Open Access
Park, Sun Young
Graduate Program:
Business Administration
Doctor of Philosophy
Document Type:
Date of Defense:
June 15, 2012
Committee Members:
  • Brent William Ambrose, Dissertation Advisor
  • Brent William Ambrose, Committee Chair
  • Austin Jay Jaffe, Committee Member
  • N Edward Coulson, Committee Member
  • Jiro Yoshida, Committee Member
  • Jingzhi Huang, Committee Member
  • real estate market
  • market friction
  • segmentation
  • loss aversion

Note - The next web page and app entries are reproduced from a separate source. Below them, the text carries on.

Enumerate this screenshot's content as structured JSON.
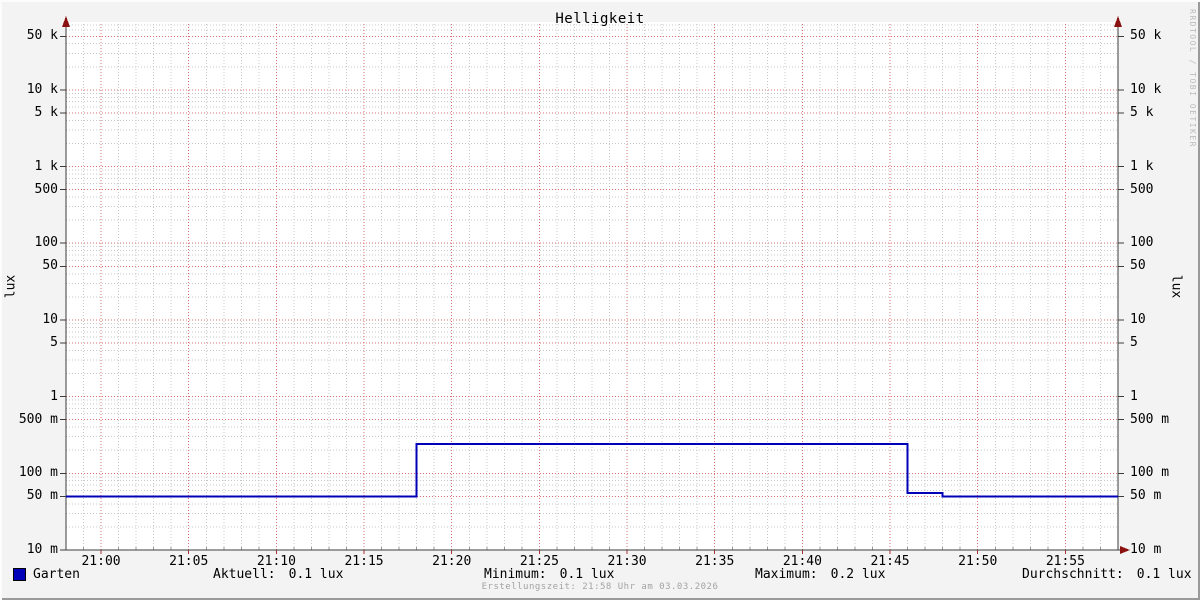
{
  "title": "Helligkeit",
  "watermark": "RRDTOOL / TOBI OETIKER",
  "footer": "Erstellungszeit: 21:58 Uhr am 03.03.2026",
  "y_axis": {
    "label_left": "lux",
    "label_right": "lux"
  },
  "legend": {
    "series_label": "Garten",
    "series_color": "#0000b8",
    "stats": [
      {
        "label": "Aktuell:",
        "value": "0.1 lux"
      },
      {
        "label": "Minimum:",
        "value": "0.1 lux"
      },
      {
        "label": "Maximum:",
        "value": "0.2 lux"
      },
      {
        "label": "Durchschnitt:",
        "value": "0.1 lux"
      }
    ]
  },
  "colors": {
    "line": "#0000b8",
    "grid_major": "#db7070",
    "grid_minor": "#c9c9c9",
    "arrow": "#8b1111",
    "background": "#f3f3f3",
    "plot_background": "#ffffff"
  },
  "chart_data": {
    "type": "line",
    "title": "Helligkeit",
    "xlabel": "",
    "ylabel": "lux",
    "y_scale": "log",
    "ylim": [
      0.01,
      76700
    ],
    "x_range": [
      "20:58",
      "21:58"
    ],
    "grid": true,
    "legend_position": "bottom",
    "y_ticks": [
      {
        "v": 50000,
        "label": "50 k"
      },
      {
        "v": 10000,
        "label": "10 k"
      },
      {
        "v": 5000,
        "label": "5 k"
      },
      {
        "v": 1000,
        "label": "1 k"
      },
      {
        "v": 500,
        "label": "500"
      },
      {
        "v": 100,
        "label": "100"
      },
      {
        "v": 50,
        "label": "50"
      },
      {
        "v": 10,
        "label": "10"
      },
      {
        "v": 5,
        "label": "5"
      },
      {
        "v": 1,
        "label": "1"
      },
      {
        "v": 0.5,
        "label": "500 m"
      },
      {
        "v": 0.1,
        "label": "100 m"
      },
      {
        "v": 0.05,
        "label": "50 m"
      },
      {
        "v": 0.01,
        "label": "10 m"
      }
    ],
    "x_ticks": [
      "21:00",
      "21:05",
      "21:10",
      "21:15",
      "21:20",
      "21:25",
      "21:30",
      "21:35",
      "21:40",
      "21:45",
      "21:50",
      "21:55"
    ],
    "series": [
      {
        "name": "Garten",
        "color": "#0000b8",
        "unit": "lux",
        "points": [
          [
            "20:58",
            0.05
          ],
          [
            "21:18",
            0.05
          ],
          [
            "21:18",
            0.24
          ],
          [
            "21:46",
            0.24
          ],
          [
            "21:46",
            0.055
          ],
          [
            "21:48",
            0.055
          ],
          [
            "21:48",
            0.05
          ],
          [
            "21:58",
            0.05
          ]
        ]
      }
    ],
    "stats": {
      "current": 0.1,
      "minimum": 0.1,
      "maximum": 0.2,
      "average": 0.1,
      "unit": "lux"
    }
  }
}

The real estate market is generally considered a less complete asset market than other financial asset markets in that real estate assets carry higher holding costs than other financial assets do. Thus, the real estate market is a good laboratory in which to explore the topic of market frictions. If a market were perfectly liquid such that no market frictions exist, the efficient market hypothesis would hold. However, as the 2007–2008 financial crisis has shown, market frictions arise for various reasons: asymmetric information, transaction costs, and financial constraints. The law of one price does not hold under the existence of market frictions. Thus, market frictions have important implications for the limits of arbitrage. It is important to understand the impact of market frictions and the ways in which they call into question the principles of classical economics. In order to examine market frictions, I focus on two categories: liquidity and segmentation. My dissertation offers a consideration of market frictions as follows: Chapter 1 presents an overview of market frictions in the real estate market together with an outline of the dissertation; Chapter 2 examines the spill-over impact of liquidity shocks in the commercial real estate market; Chapter 3 considers market segmentation by investor type in the commercial real estate market; Chapter 4 focuses on the liquidity spiral between market liquidity and loss aversion; and Chapter 5 presents concluding remarks.